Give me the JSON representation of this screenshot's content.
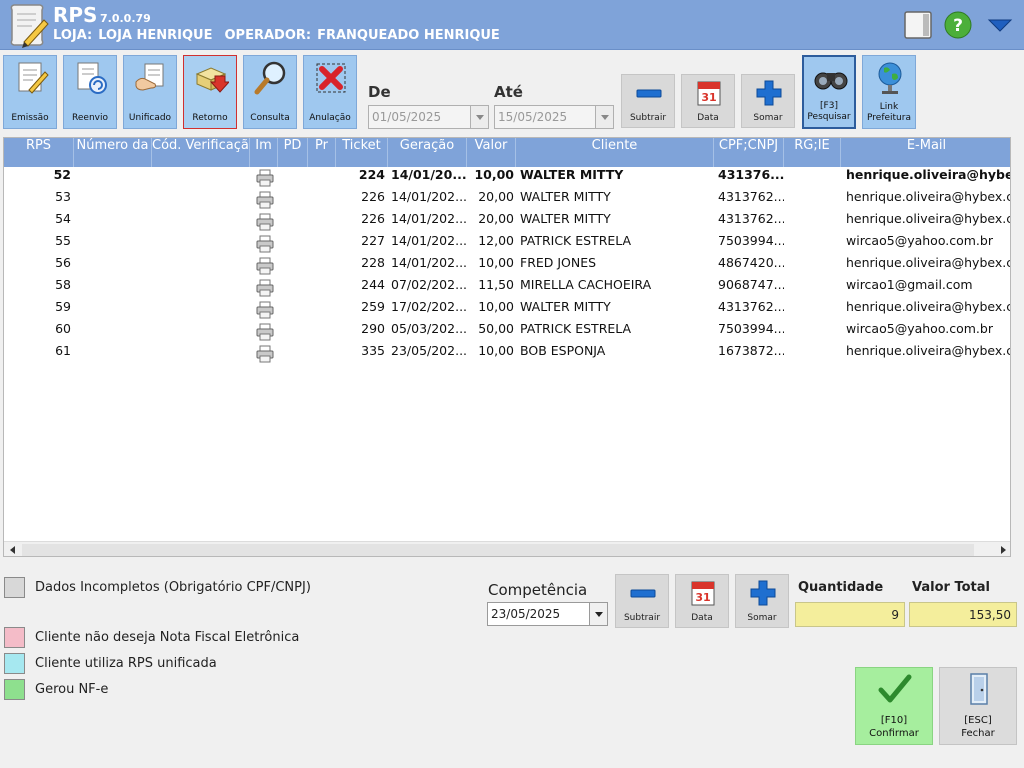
{
  "app": {
    "name": "RPS",
    "version": "7.0.0.79",
    "store_label": "LOJA:",
    "store_value": "LOJA HENRIQUE",
    "operator_label": "OPERADOR:",
    "operator_value": "FRANQUEADO HENRIQUE"
  },
  "toolbar": {
    "buttons": [
      {
        "label": "Emissão",
        "icon": "document-pen-icon"
      },
      {
        "label": "Reenvio",
        "icon": "document-resend-icon"
      },
      {
        "label": "Unificado",
        "icon": "document-hand-icon"
      },
      {
        "label": "Retorno",
        "icon": "return-box-icon"
      },
      {
        "label": "Consulta",
        "icon": "magnifier-icon"
      },
      {
        "label": "Anulação",
        "icon": "red-x-icon"
      }
    ],
    "date_from_label": "De",
    "date_from_value": "01/05/2025",
    "date_to_label": "Até",
    "date_to_value": "15/05/2025",
    "subtract_label": "Subtrair",
    "date_label": "Data",
    "add_label": "Somar",
    "search_label_1": "[F3]",
    "search_label_2": "Pesquisar",
    "link_label_1": "Link",
    "link_label_2": "Prefeitura"
  },
  "table": {
    "columns": [
      "RPS",
      "Número da",
      "Cód. Verificação",
      "Im",
      "PD",
      "Pr",
      "Ticket",
      "Geração",
      "Valor",
      "Cliente",
      "CPF;CNPJ",
      "RG;IE",
      "E-Mail"
    ],
    "rows": [
      {
        "rps": "52",
        "ticket": "224",
        "geracao": "14/01/20...",
        "valor": "10,00",
        "cliente": "WALTER MITTY",
        "cpf": "431376...",
        "email": "henrique.oliveira@hybex.",
        "bold": true
      },
      {
        "rps": "53",
        "ticket": "226",
        "geracao": "14/01/202...",
        "valor": "20,00",
        "cliente": "WALTER MITTY",
        "cpf": "4313762...",
        "email": "henrique.oliveira@hybex.co",
        "bold": false
      },
      {
        "rps": "54",
        "ticket": "226",
        "geracao": "14/01/202...",
        "valor": "20,00",
        "cliente": "WALTER MITTY",
        "cpf": "4313762...",
        "email": "henrique.oliveira@hybex.co",
        "bold": false
      },
      {
        "rps": "55",
        "ticket": "227",
        "geracao": "14/01/202...",
        "valor": "12,00",
        "cliente": "PATRICK ESTRELA",
        "cpf": "7503994...",
        "email": "wircao5@yahoo.com.br",
        "bold": false
      },
      {
        "rps": "56",
        "ticket": "228",
        "geracao": "14/01/202...",
        "valor": "10,00",
        "cliente": "FRED JONES",
        "cpf": "4867420...",
        "email": "henrique.oliveira@hybex.co",
        "bold": false
      },
      {
        "rps": "58",
        "ticket": "244",
        "geracao": "07/02/202...",
        "valor": "11,50",
        "cliente": "MIRELLA CACHOEIRA",
        "cpf": "9068747...",
        "email": "wircao1@gmail.com",
        "bold": false
      },
      {
        "rps": "59",
        "ticket": "259",
        "geracao": "17/02/202...",
        "valor": "10,00",
        "cliente": "WALTER MITTY",
        "cpf": "4313762...",
        "email": "henrique.oliveira@hybex.co",
        "bold": false
      },
      {
        "rps": "60",
        "ticket": "290",
        "geracao": "05/03/202...",
        "valor": "50,00",
        "cliente": "PATRICK ESTRELA",
        "cpf": "7503994...",
        "email": "wircao5@yahoo.com.br",
        "bold": false
      },
      {
        "rps": "61",
        "ticket": "335",
        "geracao": "23/05/202...",
        "valor": "10,00",
        "cliente": "BOB ESPONJA",
        "cpf": "1673872...",
        "email": "henrique.oliveira@hybex.co",
        "bold": false
      }
    ]
  },
  "legend": [
    {
      "label": "Dados Incompletos (Obrigatório CPF/CNPJ)",
      "color": "#d8d8d8"
    },
    {
      "label": "Cliente não deseja Nota Fiscal Eletrônica",
      "color": "#f4bcc8"
    },
    {
      "label": "Cliente utiliza RPS unificada",
      "color": "#a6e8f0"
    },
    {
      "label": "Gerou NF-e",
      "color": "#8ee08e"
    }
  ],
  "bottom": {
    "competencia_label": "Competência",
    "competencia_value": "23/05/2025",
    "subtract_label": "Subtrair",
    "date_label": "Data",
    "add_label": "Somar",
    "quantidade_label": "Quantidade",
    "quantidade_value": "9",
    "valor_total_label": "Valor Total",
    "valor_total_value": "153,50",
    "confirm_label_1": "[F10]",
    "confirm_label_2": "Confirmar",
    "close_label_1": "[ESC]",
    "close_label_2": "Fechar"
  },
  "colors": {
    "header_blue": "#7fa3d9",
    "toolbar_blue": "#9fc8ef",
    "confirm_green": "#a6ee9e",
    "total_yellow": "#f4ee9c"
  }
}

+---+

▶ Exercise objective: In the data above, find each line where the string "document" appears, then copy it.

▶ Solution to this task:
        "icon": "document-pen-icon"
        "icon": "document-resend-icon"
        "icon": "document-hand-icon"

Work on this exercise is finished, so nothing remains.